When No One Is Watching...

My golf partner and long-time friend has said it on more than one occasion: "You can tell a lot about a person by whether they fill in their divots." For those of you who aren't golfers, when a good golfer (and that lets both Jerry and me out) hits a shot with an iron from the fairway, they take a small piece of turf with the shot. They're supposed to either put back the divot (you'll notice caddies on the pro tour doing this) or fill in the defect from a sand bottle on the cart (for the rest of us).

Despite what they should do, there are some golfers who don't fill in their divots or rake a sand trap after playing out of it. Recently I encountered evidence that a person walking their dog in our neighborhood didn't pick up the "leavings" after the dog decided to deposit them. I can think of other instances where, when no one is watching, there may be a temptation to let our responsibilities slide. It's whether you do the right thing, even when no one sees, that says a lot about your character.

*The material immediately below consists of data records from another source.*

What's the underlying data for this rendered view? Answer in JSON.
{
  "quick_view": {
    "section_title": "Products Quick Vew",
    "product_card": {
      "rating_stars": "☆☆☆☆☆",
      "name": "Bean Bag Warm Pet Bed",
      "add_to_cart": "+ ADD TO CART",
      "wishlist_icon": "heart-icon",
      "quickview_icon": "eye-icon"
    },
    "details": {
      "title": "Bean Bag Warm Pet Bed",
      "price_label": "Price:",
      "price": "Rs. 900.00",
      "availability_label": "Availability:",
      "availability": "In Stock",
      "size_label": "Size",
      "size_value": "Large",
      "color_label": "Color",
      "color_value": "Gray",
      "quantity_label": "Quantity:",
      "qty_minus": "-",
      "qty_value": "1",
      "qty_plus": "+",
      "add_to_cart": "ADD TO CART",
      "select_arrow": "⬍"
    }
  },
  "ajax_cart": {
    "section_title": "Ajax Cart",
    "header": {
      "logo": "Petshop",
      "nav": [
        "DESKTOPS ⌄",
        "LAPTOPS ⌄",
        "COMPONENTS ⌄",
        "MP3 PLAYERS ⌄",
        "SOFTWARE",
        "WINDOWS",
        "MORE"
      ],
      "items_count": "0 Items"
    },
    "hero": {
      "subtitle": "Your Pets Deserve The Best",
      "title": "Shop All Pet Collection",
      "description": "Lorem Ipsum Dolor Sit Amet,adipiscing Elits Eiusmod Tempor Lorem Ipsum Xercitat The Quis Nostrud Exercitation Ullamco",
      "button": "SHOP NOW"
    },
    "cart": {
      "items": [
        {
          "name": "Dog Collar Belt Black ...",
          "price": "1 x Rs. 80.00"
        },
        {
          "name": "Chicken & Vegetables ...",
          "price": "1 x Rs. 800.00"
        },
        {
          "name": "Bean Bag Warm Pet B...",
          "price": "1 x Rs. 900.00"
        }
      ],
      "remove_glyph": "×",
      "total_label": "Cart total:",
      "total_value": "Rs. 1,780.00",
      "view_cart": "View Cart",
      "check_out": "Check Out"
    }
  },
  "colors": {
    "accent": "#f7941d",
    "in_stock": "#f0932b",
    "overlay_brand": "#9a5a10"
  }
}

In a way, of course, someone is always watching. I'm reading a novel featuring the detective, Harry Bosch (named after the painter, Heironymus Bosch) in which one of Bosch the painter's works includes a Latin inscription that roughly translates "God is watching." Remember this the next time you're tempted to let something slide just because no one appears to be watching.

How about you? What things tempt you to leave them undone (or perhaps to do them) when you don't think anyone is watching.

(photo via freedigitalphotos.net)



2 comments:

Patricia Bradley said...

Almost anything when I'm tired, but I usually end up doing what I'm supposed to do. It's the way I was brought up. Sometimes I wonder if I was diligent in passing that on to my children. I hope so.

Richard Mabry said...

Patricia, if you teach that mindset to your children, you've done a good job shaping their character (which, after all, is really just a reflection of what you do when no one is watching).
Thanks for your comment.